↓↓↓

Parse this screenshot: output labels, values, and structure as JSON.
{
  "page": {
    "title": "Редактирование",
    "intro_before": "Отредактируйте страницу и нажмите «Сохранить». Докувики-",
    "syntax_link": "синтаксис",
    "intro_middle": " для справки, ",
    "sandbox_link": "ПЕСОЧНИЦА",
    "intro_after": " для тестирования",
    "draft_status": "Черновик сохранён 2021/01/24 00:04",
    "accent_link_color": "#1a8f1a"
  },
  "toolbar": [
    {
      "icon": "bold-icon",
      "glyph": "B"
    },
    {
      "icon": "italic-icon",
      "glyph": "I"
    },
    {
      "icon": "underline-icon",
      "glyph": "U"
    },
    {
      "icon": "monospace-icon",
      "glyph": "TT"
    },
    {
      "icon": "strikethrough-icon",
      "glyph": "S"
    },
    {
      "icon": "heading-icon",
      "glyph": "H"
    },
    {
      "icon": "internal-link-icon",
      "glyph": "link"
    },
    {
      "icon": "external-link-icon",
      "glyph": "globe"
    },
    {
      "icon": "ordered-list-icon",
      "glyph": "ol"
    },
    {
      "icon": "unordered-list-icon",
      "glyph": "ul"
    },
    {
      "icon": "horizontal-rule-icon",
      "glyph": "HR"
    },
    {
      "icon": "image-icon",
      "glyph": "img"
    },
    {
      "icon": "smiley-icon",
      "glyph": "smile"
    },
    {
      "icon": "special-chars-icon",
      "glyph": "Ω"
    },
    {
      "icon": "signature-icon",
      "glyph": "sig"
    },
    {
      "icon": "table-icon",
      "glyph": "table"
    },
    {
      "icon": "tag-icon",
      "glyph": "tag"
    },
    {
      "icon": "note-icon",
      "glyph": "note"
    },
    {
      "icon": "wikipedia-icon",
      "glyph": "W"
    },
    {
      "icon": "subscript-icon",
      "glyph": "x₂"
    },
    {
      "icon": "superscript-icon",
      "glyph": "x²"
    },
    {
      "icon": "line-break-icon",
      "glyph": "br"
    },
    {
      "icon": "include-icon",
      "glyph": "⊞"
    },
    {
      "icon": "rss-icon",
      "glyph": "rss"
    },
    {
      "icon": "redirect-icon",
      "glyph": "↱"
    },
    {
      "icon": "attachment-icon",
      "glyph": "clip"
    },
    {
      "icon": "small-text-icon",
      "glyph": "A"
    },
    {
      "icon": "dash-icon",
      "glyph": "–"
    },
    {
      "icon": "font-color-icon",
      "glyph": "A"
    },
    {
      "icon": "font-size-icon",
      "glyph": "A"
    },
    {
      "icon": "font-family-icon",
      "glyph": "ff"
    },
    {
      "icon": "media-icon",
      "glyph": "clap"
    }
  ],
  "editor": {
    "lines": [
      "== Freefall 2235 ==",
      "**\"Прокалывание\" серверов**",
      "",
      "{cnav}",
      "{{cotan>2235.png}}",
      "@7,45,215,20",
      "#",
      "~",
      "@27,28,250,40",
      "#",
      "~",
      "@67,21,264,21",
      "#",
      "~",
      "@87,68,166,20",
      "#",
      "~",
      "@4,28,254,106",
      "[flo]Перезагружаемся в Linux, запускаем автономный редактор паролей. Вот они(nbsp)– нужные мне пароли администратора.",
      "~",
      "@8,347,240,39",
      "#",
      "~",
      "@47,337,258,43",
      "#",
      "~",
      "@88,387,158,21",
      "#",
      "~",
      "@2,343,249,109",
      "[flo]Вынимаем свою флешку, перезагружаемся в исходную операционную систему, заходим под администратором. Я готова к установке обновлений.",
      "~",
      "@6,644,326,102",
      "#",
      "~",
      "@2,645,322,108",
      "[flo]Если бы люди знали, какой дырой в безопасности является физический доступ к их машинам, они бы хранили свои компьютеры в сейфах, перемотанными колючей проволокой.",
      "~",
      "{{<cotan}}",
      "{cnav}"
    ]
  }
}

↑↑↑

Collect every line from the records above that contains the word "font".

      "icon": "font-color-icon",
      "icon": "font-size-icon",
      "icon": "font-family-icon",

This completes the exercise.